The CARES Act is overwhelming with some 880 pages, but it contains much needed relief for individuals and business owners. I want to make you aware of important information within the CARES Act that may be helpful to you with respect to your retirement plans, tax benefits, cash flow, and more.
In this update and the next few, we will highlight different parts of the CARES Act that you (or someone you know) may find of interest. Please do not hesitate to contact us if you have any questions or would like to discuss further.
CARES Act Waives Required Minimum Distributions From Retirement Accounts for 2020
Under the new CARES Act, those who are subject to mandatory minimum distributions (RMD) from their qualified retirement accounts — such as a 401(k), 403(b) plan, or from an IRA — qualify for the waiver in 2020, including beneficiaries, and including those who turned age 70 1/2 in 2019 and had to take their first RMD by April 1, 2020. Besides the relief these RMD waiver provisions provide, it also opens up some planning opportunities. One example of such a planning opportunity is explained below, as per AARP:
Normally, RMDs cannot be converted to Roth IRAs, but now since there are no RMDs, you can withdraw IRA funds at low values and low tax rates and convert them to your Roth IRA.
Yes, you pay taxes on the conversion, just like you would have on your RMD. But your RMD could not be converted to a Roth, so even though you paid the tax, you could not get the conversion benefit.
Now, under this 2020 RMD waiver period, you can get more for the tax you pay by being able to convert the funds you withdraw to your Roth IRA at a relatively low tax cost.
There are several additional benefits to this:
- First, any amount converted removes those funds from your IRA, lowering the balance that will be subject to future RMDs, and in turn lowers your income and tax bill for future years.
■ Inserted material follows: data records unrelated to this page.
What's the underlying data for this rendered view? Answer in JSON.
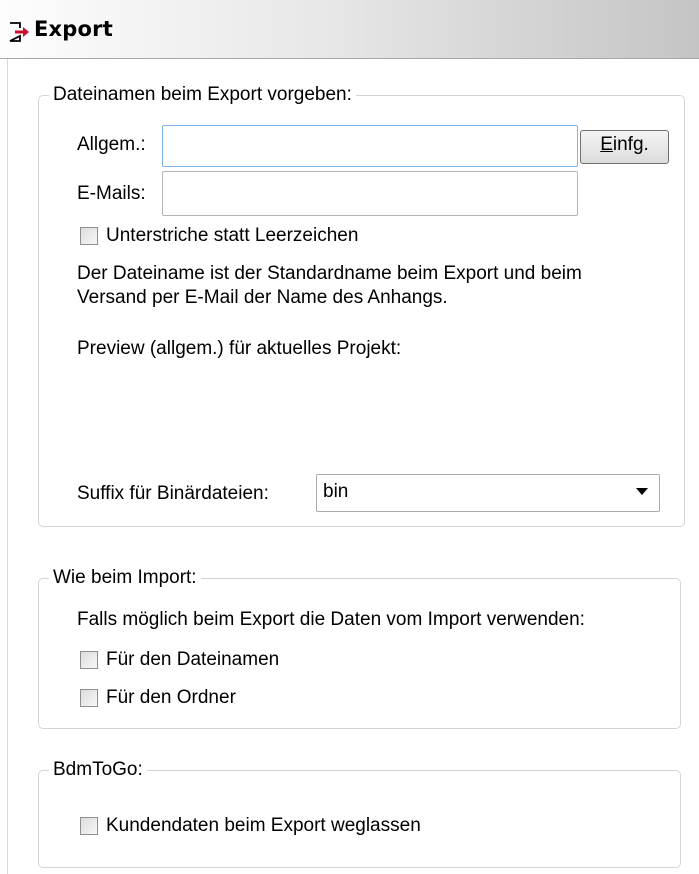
{
  "panel": {
    "title": "Export",
    "icon": "export-arrow-icon"
  },
  "filenames": {
    "legend": "Dateinamen beim Export vorgeben:",
    "general_label": "Allgem.:",
    "general_value": "",
    "insert_button_mnemonic": "E",
    "insert_button_rest": "infg.",
    "email_label": "E-Mails:",
    "email_value": "",
    "underscore_checkbox": {
      "label": "Unterstriche statt Leerzeichen",
      "checked": false
    },
    "description_line1": "Der Dateiname ist der Standardname beim Export und  beim",
    "description_line2": "Versand per E-Mail der Name des Anhangs.",
    "preview_label": "Preview (allgem.) für aktuelles Projekt:",
    "suffix_label": "Suffix für Binärdateien:",
    "suffix_value": "bin"
  },
  "import": {
    "legend": "Wie beim Import:",
    "description": "Falls möglich beim Export die Daten vom Import verwenden:",
    "filename_checkbox": {
      "label": "Für den Dateinamen",
      "checked": false
    },
    "folder_checkbox": {
      "label": "Für den Ordner",
      "checked": false
    }
  },
  "bdmtogo": {
    "legend": "BdmToGo:",
    "omit_customer_checkbox": {
      "label": "Kundendaten beim Export weglassen",
      "checked": false
    }
  }
}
Lowering your income in the future could also lower the tax on your Social Security benefits and lower your Medicare IRMAA (income related monthly adjustment amount) surcharges.
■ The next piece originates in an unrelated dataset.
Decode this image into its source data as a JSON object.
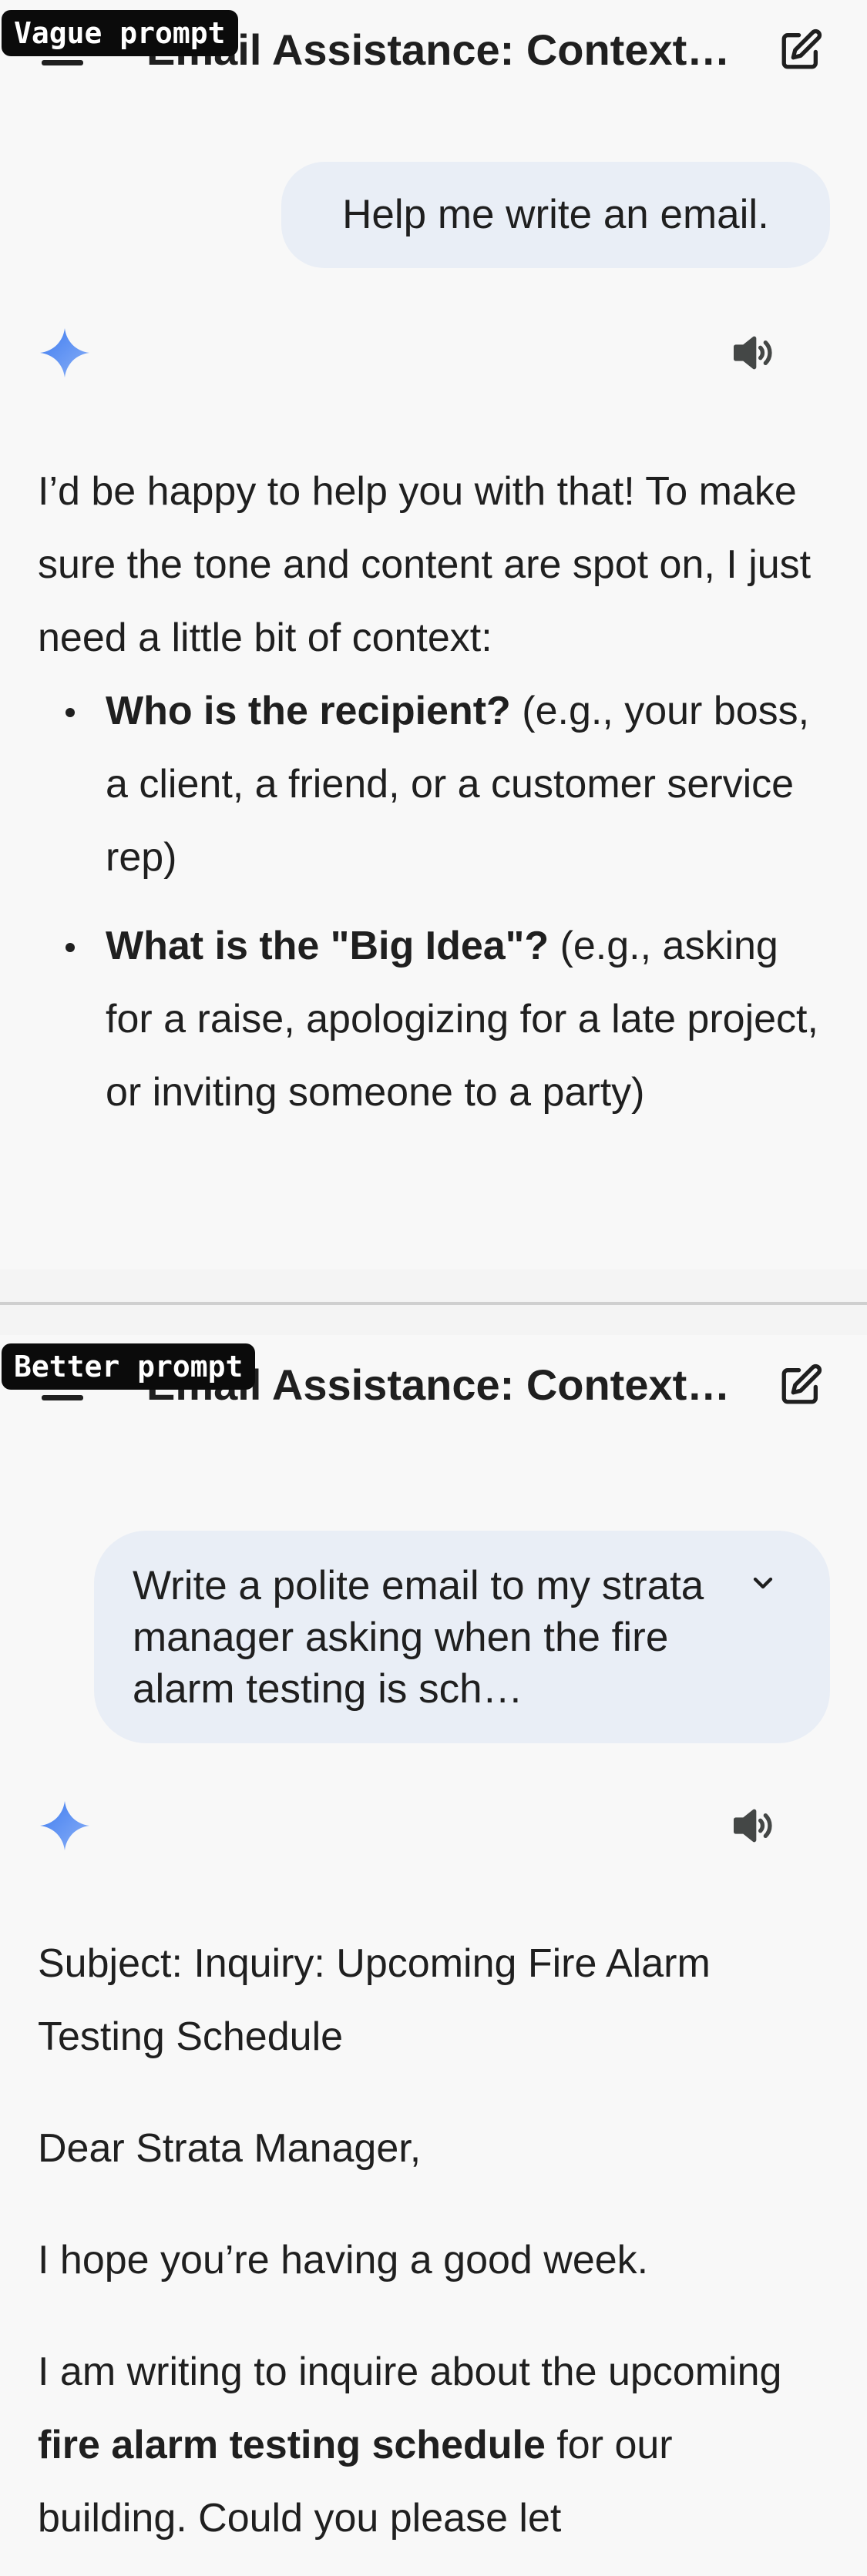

- In addition, once the funds are in your Roth IRA, there are no more lifetime RMDs, and anything you withdraw will likely be tax free. The Roth funds will also pass income tax-free to your beneficiaries.
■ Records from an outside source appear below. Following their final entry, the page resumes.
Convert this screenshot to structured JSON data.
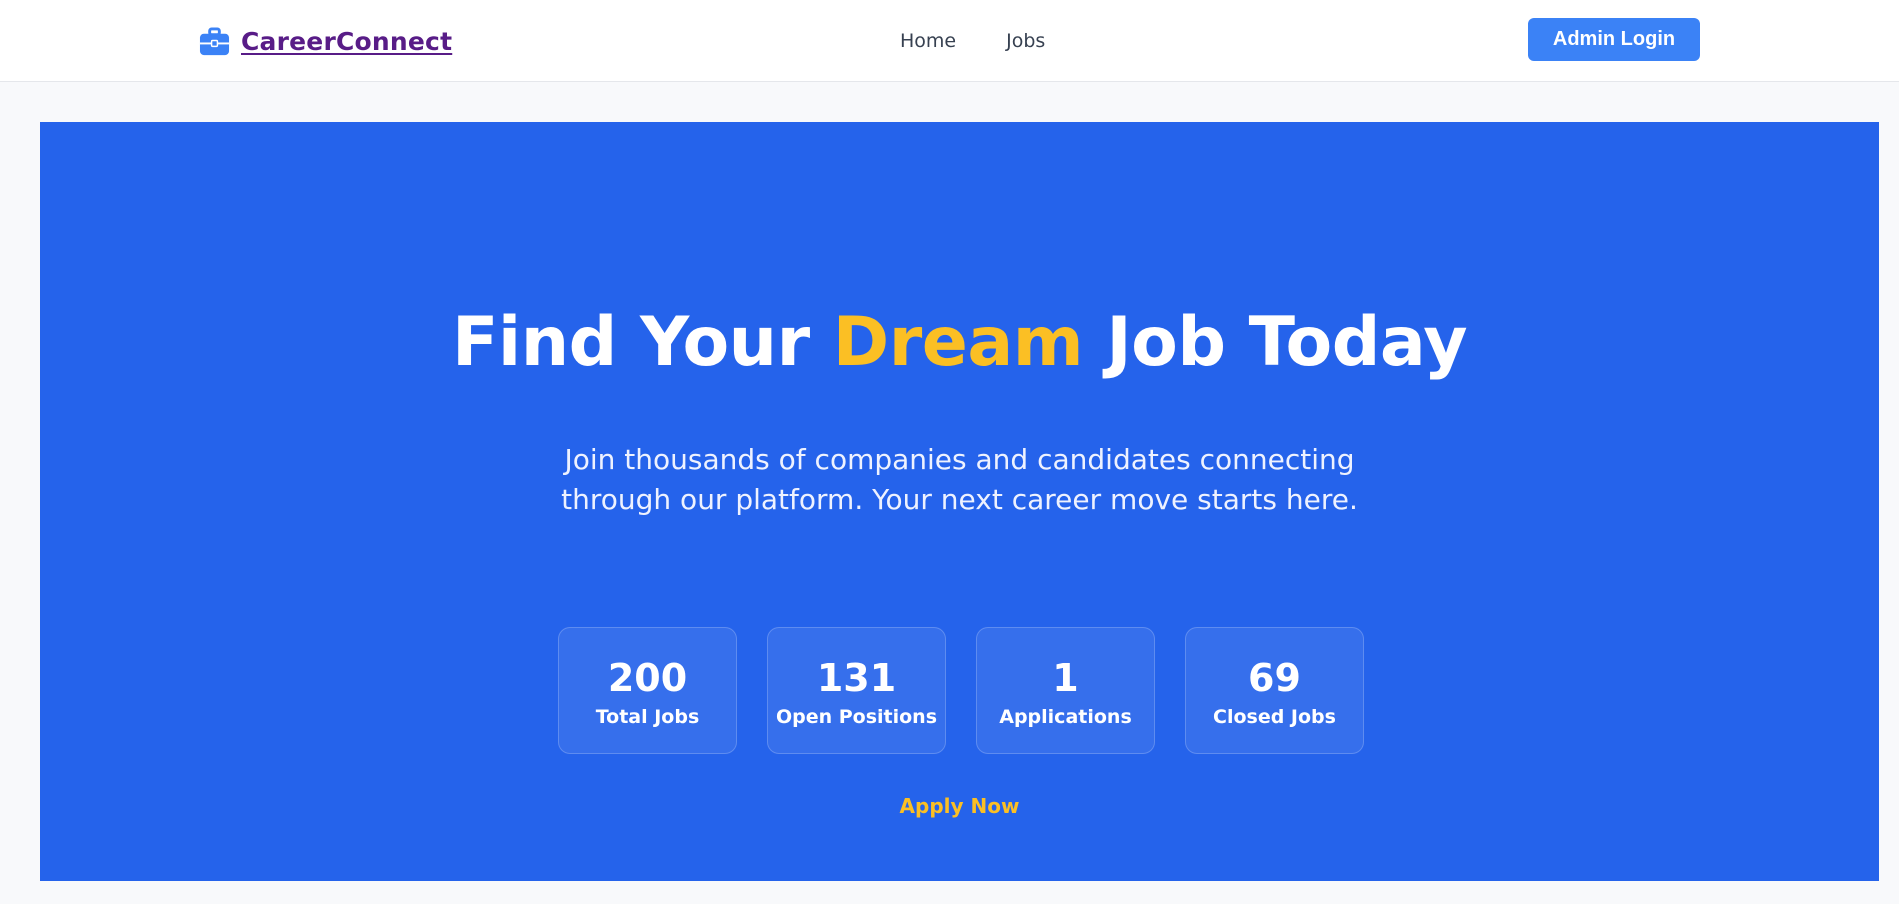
{
  "nav": {
    "brand": "CareerConnect",
    "brand_icon": "briefcase-icon",
    "links": [
      "Home",
      "Jobs"
    ],
    "admin_button": "Admin Login"
  },
  "hero": {
    "title_before": "Find Your ",
    "title_accent": "Dream",
    "title_after": " Job Today",
    "subtitle_line1": "Join thousands of companies and candidates connecting",
    "subtitle_line2": "through our platform. Your next career move starts here.",
    "stats": [
      {
        "value": "200",
        "label": "Total Jobs"
      },
      {
        "value": "131",
        "label": "Open Positions"
      },
      {
        "value": "1",
        "label": "Applications"
      },
      {
        "value": "69",
        "label": "Closed Jobs"
      }
    ],
    "cta": "Apply Now"
  },
  "colors": {
    "primary": "#2563eb",
    "accent": "#fbbf24",
    "brand_text": "#581c87",
    "button": "#3b82f6"
  }
}
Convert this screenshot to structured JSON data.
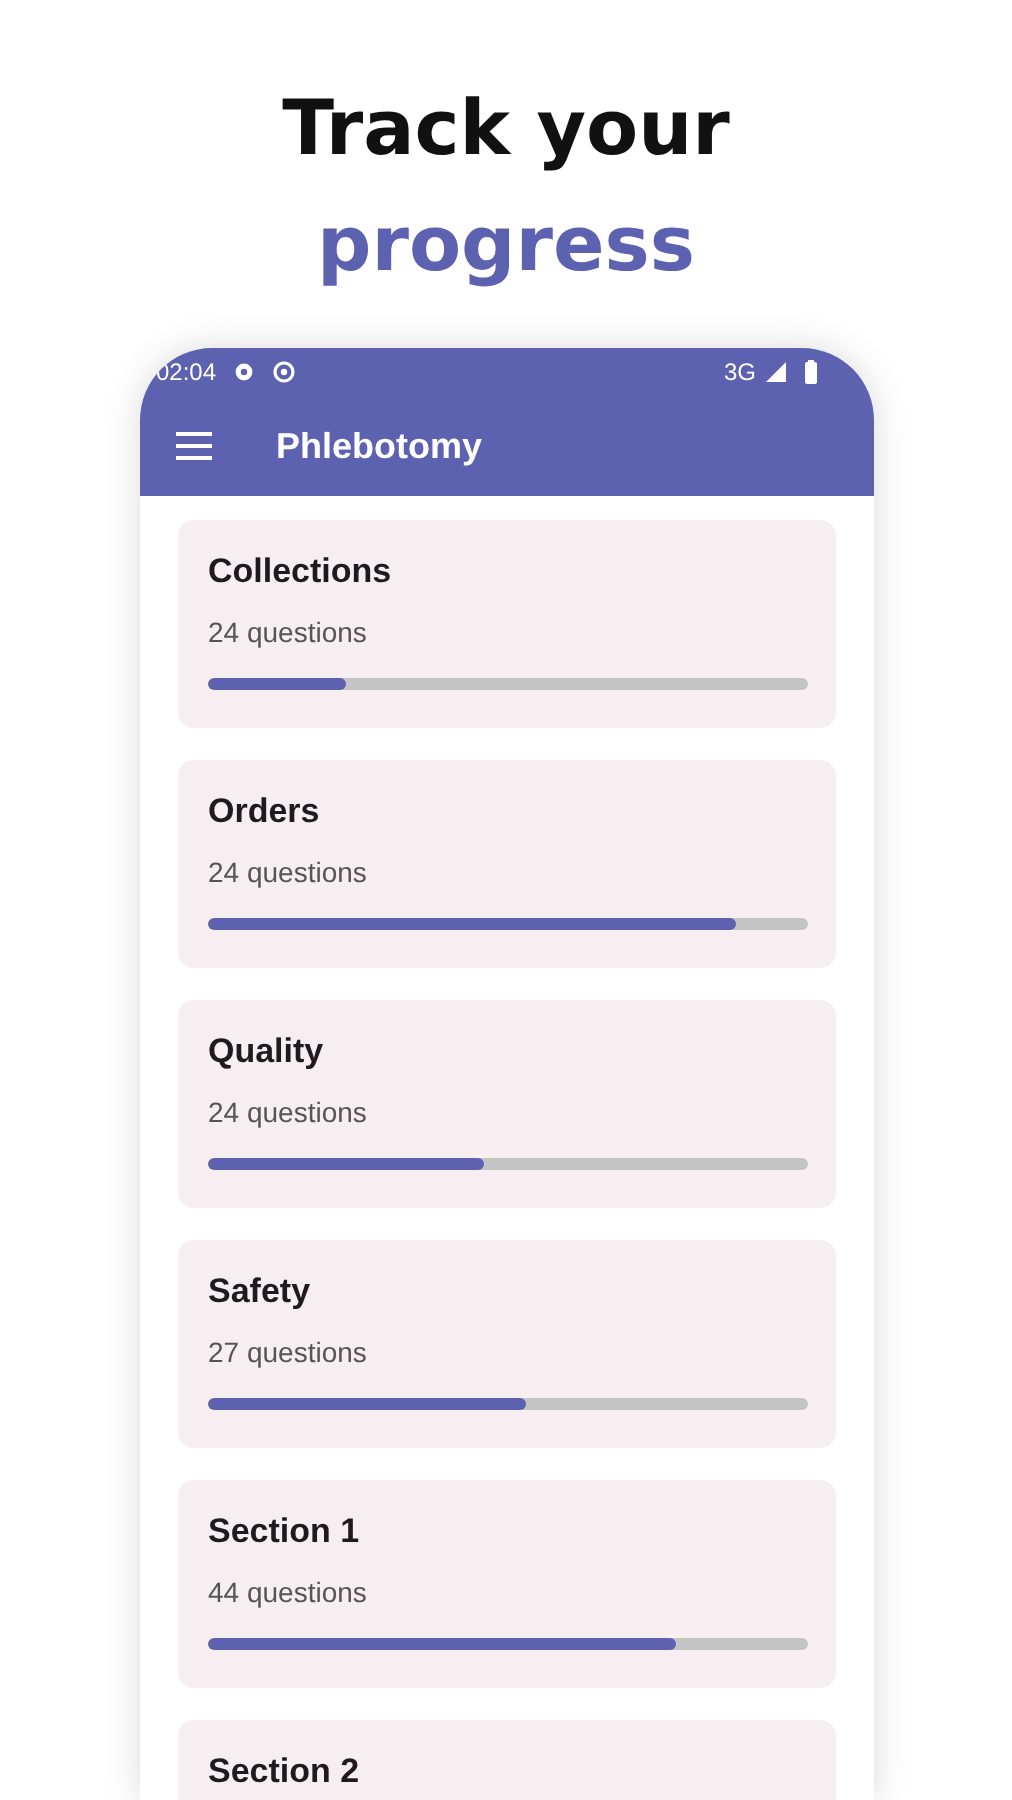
{
  "headline": {
    "line_1": "Track your",
    "line_2": "progress"
  },
  "status_bar": {
    "time": "02:04",
    "network": "3G"
  },
  "app_bar": {
    "title": "Phlebotomy"
  },
  "categories": [
    {
      "title": "Collections",
      "subtitle": "24 questions",
      "level": 0.23
    },
    {
      "title": "Orders",
      "subtitle": "24 questions",
      "level": 0.88
    },
    {
      "title": "Quality",
      "subtitle": "24 questions",
      "level": 0.46
    },
    {
      "title": "Safety",
      "subtitle": "27 questions",
      "level": 0.53
    },
    {
      "title": "Section 1",
      "subtitle": "44 questions",
      "level": 0.78
    },
    {
      "title": "Section 2"
    }
  ]
}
- Converting now when market values have dropped will mean that any future rebound will now accumulate tax free to you in your Roth IRA. If the market rebounded while the funds remained in your traditional IRA, then those gains would be eventually taxed.
The key factor in deciding whether to convert or not is the tax rate you are at now compared to what future tax rates might be. If you expect your future tax rate in retirement to be the same or higher, it pays tax-wise to convert.
Read more about this online at AARP.org (read full article here).